After many years of contemplating why I disliked partners meetings so much, I developed a theory. Here it is.
Lawyers are the only professionals who go to school to learn to argue with each other. What type of people want to do that? Nice people? I don’t think so! Nice people become doctors, or nurses, or social workers, or physiotherapists, or whatever.
So, let’s say that you take a group of people of the type that want to go to school to learn to argue with other people. Then, put them in an extremely competitive environment like a law firm.
Next, distill the group down to its most successful members and call them Partners. Let each of them strive to mold the firm into their own image and campaign to win enough support to be able to get their own way. Be sure not to have any people who know too much about business or leadership in the group, because they may get in the way of the ambitions of some of the other Partners.

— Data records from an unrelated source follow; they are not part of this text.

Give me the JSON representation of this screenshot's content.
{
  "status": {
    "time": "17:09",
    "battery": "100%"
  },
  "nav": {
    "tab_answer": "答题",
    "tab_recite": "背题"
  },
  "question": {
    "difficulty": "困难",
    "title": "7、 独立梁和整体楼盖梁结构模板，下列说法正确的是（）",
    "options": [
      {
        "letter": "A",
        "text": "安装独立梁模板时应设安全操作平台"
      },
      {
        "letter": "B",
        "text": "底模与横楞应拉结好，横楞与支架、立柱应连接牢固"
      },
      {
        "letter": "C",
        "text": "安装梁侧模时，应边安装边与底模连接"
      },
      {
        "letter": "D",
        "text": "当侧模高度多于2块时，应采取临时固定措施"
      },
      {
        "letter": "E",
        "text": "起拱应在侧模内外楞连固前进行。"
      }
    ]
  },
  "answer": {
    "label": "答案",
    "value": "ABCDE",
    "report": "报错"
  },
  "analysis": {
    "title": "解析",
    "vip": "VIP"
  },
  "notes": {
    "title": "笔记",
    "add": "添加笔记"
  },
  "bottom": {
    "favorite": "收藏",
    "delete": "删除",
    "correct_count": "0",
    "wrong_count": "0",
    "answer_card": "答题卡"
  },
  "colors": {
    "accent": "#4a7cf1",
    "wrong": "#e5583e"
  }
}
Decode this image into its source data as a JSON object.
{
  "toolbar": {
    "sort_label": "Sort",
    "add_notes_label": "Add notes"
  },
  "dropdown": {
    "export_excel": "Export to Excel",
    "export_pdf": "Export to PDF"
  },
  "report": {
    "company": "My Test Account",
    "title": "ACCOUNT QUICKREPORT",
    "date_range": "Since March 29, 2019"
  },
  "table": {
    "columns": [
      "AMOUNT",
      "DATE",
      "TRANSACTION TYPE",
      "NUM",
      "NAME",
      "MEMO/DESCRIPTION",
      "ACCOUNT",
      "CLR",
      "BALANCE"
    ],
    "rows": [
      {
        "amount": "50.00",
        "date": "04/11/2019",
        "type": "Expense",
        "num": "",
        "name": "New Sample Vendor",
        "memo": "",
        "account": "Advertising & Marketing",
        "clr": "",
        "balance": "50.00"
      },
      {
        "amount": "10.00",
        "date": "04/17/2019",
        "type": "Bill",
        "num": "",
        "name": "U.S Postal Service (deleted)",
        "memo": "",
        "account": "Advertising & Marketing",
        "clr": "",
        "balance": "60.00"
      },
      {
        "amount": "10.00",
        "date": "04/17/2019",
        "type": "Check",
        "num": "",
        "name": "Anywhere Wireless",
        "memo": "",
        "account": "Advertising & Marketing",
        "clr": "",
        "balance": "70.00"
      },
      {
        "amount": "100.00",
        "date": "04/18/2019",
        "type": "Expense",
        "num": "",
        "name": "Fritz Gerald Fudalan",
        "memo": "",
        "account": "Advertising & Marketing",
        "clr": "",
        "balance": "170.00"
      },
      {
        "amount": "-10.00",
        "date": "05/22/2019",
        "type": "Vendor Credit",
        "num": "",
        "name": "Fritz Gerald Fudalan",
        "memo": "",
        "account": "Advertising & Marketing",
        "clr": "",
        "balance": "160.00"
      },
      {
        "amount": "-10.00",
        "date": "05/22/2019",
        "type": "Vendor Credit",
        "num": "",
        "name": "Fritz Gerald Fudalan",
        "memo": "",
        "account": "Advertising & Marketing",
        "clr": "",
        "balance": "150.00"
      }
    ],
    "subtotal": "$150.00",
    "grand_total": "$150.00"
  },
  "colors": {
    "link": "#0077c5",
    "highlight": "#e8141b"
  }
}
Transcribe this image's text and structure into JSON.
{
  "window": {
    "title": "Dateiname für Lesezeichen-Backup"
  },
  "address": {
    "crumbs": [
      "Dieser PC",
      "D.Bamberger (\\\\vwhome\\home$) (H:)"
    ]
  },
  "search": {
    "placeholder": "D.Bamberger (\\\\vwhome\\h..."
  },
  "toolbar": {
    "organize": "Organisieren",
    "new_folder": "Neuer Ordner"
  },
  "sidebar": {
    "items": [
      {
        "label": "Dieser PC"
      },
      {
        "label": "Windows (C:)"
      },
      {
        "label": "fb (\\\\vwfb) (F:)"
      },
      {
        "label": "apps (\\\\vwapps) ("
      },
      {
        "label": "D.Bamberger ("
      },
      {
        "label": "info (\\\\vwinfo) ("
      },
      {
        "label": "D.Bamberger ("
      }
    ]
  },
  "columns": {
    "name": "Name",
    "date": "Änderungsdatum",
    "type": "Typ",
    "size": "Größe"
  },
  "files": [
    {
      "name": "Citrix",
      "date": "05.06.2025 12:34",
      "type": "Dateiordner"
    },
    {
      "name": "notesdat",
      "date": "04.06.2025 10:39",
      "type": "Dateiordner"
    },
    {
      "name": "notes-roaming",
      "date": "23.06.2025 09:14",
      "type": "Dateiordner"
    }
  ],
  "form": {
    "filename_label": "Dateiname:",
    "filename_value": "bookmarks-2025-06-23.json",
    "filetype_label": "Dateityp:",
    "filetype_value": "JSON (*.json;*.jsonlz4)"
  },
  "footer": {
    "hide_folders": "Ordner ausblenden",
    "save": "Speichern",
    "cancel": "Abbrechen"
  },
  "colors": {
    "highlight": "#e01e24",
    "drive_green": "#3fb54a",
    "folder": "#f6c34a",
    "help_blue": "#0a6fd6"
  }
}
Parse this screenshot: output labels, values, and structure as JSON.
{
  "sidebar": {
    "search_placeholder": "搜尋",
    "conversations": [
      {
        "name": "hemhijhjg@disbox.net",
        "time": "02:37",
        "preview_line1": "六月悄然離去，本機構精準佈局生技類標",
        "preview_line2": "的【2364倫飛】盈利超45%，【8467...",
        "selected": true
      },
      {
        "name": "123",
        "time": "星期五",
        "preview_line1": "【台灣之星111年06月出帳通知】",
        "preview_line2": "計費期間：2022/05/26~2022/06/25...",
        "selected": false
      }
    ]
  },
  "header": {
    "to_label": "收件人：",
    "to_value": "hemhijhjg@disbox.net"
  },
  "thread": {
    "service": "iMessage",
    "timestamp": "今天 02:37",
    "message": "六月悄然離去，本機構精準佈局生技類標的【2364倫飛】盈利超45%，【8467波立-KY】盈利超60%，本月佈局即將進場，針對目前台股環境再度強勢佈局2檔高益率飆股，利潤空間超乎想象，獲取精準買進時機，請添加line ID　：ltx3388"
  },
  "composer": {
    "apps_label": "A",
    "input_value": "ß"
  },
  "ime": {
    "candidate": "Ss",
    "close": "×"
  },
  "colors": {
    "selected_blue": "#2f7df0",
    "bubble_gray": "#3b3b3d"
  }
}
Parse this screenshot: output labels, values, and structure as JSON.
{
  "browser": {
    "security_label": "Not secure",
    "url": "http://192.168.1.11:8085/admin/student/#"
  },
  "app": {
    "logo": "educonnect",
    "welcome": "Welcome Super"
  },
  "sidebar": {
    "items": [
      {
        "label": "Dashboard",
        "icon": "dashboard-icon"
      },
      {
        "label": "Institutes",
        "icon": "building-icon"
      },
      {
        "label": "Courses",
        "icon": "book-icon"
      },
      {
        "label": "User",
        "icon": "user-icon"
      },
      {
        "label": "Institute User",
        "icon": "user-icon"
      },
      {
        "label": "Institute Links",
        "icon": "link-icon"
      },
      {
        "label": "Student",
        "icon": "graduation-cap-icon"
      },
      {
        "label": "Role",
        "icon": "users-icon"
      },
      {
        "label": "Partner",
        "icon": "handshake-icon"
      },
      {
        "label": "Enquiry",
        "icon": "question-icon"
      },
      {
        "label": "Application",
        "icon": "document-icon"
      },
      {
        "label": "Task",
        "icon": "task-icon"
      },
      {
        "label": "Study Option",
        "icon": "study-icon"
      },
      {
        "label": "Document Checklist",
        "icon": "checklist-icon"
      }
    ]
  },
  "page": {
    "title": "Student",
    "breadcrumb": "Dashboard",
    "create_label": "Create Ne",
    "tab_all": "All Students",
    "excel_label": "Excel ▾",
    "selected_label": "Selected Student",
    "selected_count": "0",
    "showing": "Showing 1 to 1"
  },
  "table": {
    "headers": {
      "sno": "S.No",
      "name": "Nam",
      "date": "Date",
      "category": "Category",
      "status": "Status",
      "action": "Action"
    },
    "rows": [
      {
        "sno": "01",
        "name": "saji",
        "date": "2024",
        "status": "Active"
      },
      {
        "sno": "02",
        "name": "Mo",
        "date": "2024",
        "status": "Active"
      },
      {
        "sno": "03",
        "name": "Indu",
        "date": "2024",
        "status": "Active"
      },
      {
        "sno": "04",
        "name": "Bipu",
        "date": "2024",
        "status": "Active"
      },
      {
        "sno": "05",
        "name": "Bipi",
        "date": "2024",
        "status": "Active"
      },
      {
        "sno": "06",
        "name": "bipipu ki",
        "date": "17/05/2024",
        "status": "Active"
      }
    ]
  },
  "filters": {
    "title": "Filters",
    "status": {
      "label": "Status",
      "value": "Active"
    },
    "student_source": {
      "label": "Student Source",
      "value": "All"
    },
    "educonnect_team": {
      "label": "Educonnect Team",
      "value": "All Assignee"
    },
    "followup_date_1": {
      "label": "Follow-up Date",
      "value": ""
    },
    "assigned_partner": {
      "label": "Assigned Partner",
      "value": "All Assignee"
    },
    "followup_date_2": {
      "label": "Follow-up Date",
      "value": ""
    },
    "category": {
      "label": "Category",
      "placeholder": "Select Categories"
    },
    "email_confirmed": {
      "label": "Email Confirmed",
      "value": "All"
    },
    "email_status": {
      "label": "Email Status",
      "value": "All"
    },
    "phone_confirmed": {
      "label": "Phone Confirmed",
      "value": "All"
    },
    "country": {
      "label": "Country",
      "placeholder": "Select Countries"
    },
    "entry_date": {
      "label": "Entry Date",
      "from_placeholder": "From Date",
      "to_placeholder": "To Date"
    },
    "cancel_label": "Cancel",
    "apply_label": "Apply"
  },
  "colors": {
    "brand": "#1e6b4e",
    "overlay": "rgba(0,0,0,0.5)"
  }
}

Structure your compensation system to reward each one of them on the basis of how much they contribute to the success of the firm compared to their partners, as judged by a committee of their peers. Let them argue among each other (or behind each other’s backs) about who contributes more and lobby the committee to see things their way.
The business promoters will tell you that what they do is more important than what the grinders do. The grinders, when they are done being offended at being described that way, will argue that there would be no point to the business developers bringing in business if there was no one to do the work. Everyone can lament that they would make more money if only everyone else worked harder.
Be sure to have your meetings after business hours when everyone is tired so that you do not lose too many billable hours. Don’t worry if the younger Partners have childcare responsibilities that will be dumped on their significant others. After all, they wanted to be Partners, and that is just how it works.
I hated partners meetings.